The five principles of corporate governance are responsibility, accountability, awareness, impartiality and transparency.
It’s a two-way street between shareholders and directors: if directors are in the job on the say-so of shareholders, they are answerable to those shareholders. Remember this.
A board is responsible for fulfilling shareholders’ wishes. That involves shepherding a company away from risk, around challenges, and towards success while staying true to its mission, respecting the law of the land, and the sensitivities of the politics around them. It’s a difficult job, but this is what responsibility truly means.
One of the board’s most important functions is to select a CEO who will enable the company and its workers to achieve their full potential.
No matter what decision a board takes, they should be able to back it up.
Important corporate decisions will inevitably lead to questions, and this isn’t a bad thing – merely a sign of engagement and diligence.
“Why did you appoint this CEO over other candidates? Why did you select this as a top priority? Why are we focusing corporate resources on ESG?”
As a board member, expect a constant flow of questions like this. When you get them, your job is to be clear in your answers.
The key to a company’s survival and prosperity is to know the landscape of risk around it.
Boards are always at the forefront of this effort, not just because they are in a position of responsibility, but because they are usually in their roles thanks to years, if not decades, of significant, relevant experience.
With this experience comes the ability to pinpoint as many risks as possible, whether large or small, short or long term.
Of course, no company can eliminate risk and should never approach risk management this way. The real trick is deciding which risks to take and which to avoid. You can read more about it in our guide to risk here.
Boards must strike a careful balance between their various responsibilities, the people who answer to them, and the people they answer to.
They should approach every decision with an independent mindset, ensuring no personal interests or those of close colleagues come between them and the correct business decision.
While impartiality is easy to agree to in principle, it’s easy to slip out of practice. Personal beliefs and friendships can cloud a board member’s objectivity. A board must know how this can happen – and how subtle it can be. They should take care to ensure it doesn’t influence their responsibility.
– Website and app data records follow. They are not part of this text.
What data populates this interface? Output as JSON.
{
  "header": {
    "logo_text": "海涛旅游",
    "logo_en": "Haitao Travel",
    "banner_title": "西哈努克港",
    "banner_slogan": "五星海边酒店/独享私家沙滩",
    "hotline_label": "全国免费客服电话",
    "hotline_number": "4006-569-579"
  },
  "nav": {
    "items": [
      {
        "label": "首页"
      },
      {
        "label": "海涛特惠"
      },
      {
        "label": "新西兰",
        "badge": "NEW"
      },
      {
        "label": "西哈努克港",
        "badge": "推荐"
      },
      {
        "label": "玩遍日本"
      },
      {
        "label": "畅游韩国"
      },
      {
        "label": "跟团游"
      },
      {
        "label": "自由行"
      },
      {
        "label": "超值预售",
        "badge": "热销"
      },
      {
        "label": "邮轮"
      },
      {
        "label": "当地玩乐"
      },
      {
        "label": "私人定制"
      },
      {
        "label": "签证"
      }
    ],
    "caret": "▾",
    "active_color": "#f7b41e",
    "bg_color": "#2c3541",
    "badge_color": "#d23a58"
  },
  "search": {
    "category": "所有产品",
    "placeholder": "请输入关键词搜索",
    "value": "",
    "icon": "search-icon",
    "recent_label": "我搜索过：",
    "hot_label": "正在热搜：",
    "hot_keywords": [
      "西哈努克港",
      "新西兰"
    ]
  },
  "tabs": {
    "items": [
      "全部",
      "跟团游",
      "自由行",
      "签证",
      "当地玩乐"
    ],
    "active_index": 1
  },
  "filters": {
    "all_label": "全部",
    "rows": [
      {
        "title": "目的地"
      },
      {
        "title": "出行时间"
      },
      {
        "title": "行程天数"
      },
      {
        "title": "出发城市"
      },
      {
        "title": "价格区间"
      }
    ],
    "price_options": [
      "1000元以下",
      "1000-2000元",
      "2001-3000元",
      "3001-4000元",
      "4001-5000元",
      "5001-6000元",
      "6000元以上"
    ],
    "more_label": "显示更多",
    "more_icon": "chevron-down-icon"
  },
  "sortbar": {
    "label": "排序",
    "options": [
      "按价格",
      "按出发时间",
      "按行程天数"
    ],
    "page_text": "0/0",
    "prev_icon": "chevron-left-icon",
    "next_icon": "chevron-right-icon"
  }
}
This is the most practical principle, and it’s simply about the paperwork. Boards are responsible for documenting and reporting on everything that’s expected of them as clearly and thoroughly as is necessary.
Don’t be fooled into thinking this is just about the financial statements. They are essential, but they’re not the whole picture. Boards must also report any conflicts of interest, severe conflicts over strategy and risks to the company.
Take the above five points as a foundation or starting point. You can build on them with information from your role. Every board in every industry is different, but these will set you on the right path.